I'm new to the forum so first I'd like to say hallo and send you all sunny greetings from Germany.
Many of the forum users here seem to be fans of the cast iron frying pan. I've just ordered my first one which should be arriving any day now.
Now here's a question and I'm hoping that someone can say whether this method of seasoning is successful. It is recommended by the manufacturer of the pan. It's best to do this in the garden due to the clouds of smoke, but apparently it works.
1. Clean the pan with laundry detergent briefly and dry well. 2. Turn off smoke alarms in kitchen:) 3. Add oil to the pan, heat until it is hot. 4. Add fresh potato skins that have been mixed with salt. 5. Cook for 20 minutes. 6. Remove skins and slowly add new skins (slowly because you don't the temperature to sink abruptly) 7. Cook another 20 minutes. 8. Repeat step 6. 9. Allow to cool, remove skins and oil. (Remember to turn on the smoke alarm again).
Boiling potato skins in the pan and then seasoning the oiled pan in the oven seems to be a well-known method in the US but I haven't come across any websites yet where the potato skins are heated in oil.
Has anyone had any experience with this method? I'd appreciate any replies
the best things to season a pan with is some darn good greasy bacon..or lard..and once you have that pan well seasoned be careful to not use it for things that will remove the seasoning, like soup and stew and really wet foods.
i keep those types of foods to separate pan uses..i have my well seasoned pans for non stick cooking and have my soup and stew pots separate and reseason them after cleaning them by wiping them down with some fat and warming them over the fire for a few minutes..and allowing to cool then wiping the oil around in them..you'll never really maintain a good seasoning on a pan that get used for watery foods unless you reseason after each use..
Bloom where you are planted.
I received the pan today, cleaned it as described, added oil, fried some sliced potatoes with lots of salt, changed the potatoes after 15 minutes and repeated the whole procedure another 15 minutes. After wiping away all the gunge, the frying pan was ready to use and I made Hungarian pancakes with a minimum amount of oil Nothing stuck, they came out perfect.
The salt turned grey from the coating that the pan comes with and the potato skins/sliced potatoes also helped to get rid of the yukky coating.
I love my new frying pan! Tomorrow I'm doing the steak "test". I'm using lard from the Hungarian Mangalica pig which is totally delicious
Go on E-bay and look for a cast iron skillet number seven or larger with a smoke ring and slant Erie or Griswold. They are made from the best iron ever known to man .. now used up .. and the pan is light weight and about seventy years old or older .. the walls are thin .. don't buy cracked or warped or rust pitted junk .. look for a good rated seller.
For two people .. I use a number seven .. but I also have a pan so old it does not have a number but a "gate" mark and is about one hundred and fifty years old and 12 inches across.

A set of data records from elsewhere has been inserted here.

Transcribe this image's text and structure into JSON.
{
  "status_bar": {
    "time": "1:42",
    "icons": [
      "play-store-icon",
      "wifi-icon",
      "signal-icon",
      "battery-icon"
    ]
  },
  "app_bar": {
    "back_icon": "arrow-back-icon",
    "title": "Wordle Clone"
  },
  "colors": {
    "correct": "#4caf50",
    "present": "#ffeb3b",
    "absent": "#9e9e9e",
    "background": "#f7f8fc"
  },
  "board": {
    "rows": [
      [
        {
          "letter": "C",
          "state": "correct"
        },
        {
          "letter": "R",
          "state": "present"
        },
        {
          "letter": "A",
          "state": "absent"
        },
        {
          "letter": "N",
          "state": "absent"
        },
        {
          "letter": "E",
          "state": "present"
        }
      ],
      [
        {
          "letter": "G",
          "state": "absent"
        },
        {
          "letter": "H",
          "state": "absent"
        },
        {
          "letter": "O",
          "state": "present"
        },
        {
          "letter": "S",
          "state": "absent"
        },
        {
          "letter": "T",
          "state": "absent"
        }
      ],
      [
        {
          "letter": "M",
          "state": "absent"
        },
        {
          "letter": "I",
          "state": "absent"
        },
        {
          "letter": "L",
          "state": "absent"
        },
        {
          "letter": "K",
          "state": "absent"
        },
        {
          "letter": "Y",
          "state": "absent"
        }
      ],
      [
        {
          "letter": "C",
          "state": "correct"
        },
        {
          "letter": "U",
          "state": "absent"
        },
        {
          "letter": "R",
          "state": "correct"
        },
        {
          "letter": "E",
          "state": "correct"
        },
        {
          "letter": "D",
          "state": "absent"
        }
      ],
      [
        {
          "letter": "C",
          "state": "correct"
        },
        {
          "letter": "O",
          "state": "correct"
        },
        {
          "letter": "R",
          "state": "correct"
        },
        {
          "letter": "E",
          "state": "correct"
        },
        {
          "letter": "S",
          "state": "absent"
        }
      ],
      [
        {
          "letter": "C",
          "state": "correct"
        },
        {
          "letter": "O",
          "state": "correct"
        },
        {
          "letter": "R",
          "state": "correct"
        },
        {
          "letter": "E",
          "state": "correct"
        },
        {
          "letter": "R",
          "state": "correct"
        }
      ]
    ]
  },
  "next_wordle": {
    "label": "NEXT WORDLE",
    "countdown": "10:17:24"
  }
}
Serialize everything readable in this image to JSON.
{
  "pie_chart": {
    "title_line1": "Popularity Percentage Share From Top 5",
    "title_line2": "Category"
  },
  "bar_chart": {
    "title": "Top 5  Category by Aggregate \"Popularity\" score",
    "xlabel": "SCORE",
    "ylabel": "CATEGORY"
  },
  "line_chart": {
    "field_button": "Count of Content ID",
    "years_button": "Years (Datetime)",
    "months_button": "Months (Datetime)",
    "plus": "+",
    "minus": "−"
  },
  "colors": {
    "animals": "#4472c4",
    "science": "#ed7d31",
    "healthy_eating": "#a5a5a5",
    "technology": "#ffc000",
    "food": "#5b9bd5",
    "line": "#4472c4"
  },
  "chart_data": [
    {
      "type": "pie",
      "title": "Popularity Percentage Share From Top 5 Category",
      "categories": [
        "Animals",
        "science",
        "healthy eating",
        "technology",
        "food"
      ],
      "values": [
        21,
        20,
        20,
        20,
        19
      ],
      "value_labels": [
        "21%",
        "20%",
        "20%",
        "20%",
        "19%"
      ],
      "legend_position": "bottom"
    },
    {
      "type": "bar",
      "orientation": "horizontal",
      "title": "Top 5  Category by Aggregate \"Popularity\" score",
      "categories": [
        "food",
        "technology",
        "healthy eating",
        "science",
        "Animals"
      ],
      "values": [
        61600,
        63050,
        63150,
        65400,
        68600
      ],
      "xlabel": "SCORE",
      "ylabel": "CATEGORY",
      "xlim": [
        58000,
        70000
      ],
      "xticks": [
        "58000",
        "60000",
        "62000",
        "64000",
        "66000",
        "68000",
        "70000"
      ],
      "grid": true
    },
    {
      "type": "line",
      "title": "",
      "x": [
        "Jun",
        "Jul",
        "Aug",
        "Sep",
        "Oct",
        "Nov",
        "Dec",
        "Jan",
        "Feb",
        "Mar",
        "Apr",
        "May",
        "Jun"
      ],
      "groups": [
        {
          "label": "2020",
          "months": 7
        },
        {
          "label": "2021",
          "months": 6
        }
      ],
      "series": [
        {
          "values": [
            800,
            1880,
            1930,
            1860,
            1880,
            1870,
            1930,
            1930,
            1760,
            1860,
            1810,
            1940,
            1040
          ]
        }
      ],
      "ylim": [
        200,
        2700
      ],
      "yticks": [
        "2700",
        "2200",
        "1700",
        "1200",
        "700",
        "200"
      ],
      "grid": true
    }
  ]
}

The gate makes it wobble but who cares .. it is a great old pan.
These pans bought off the net can be cleaned by the seller or not very bad and I use chili peppers or chili powder with water or oil to season .. It kills critters and so does the heat. Go on YouTube also for good and bad advice on cleaning a pan like in the oven at high temp to make it turn black on the inside bottom.
Once non stick .. never use soap on it again or it will ruin it .. no harsh cleaning but cold water and a plastic scrubber will do wonders.
Fried eggs and hash browns are my favorites in a skillet and unlike some .. I never use pig meat in mine. Tried it and mine started sticking.
Number one tip .. heat slowly for seven minutes and then turn the heat up to cooking range. A cold pan will stick. If you want high immediate heat and a jack rabbit start .. use aluminum .. you already have Alzheimer's.
If you get too far from the stone age .. things go haywire.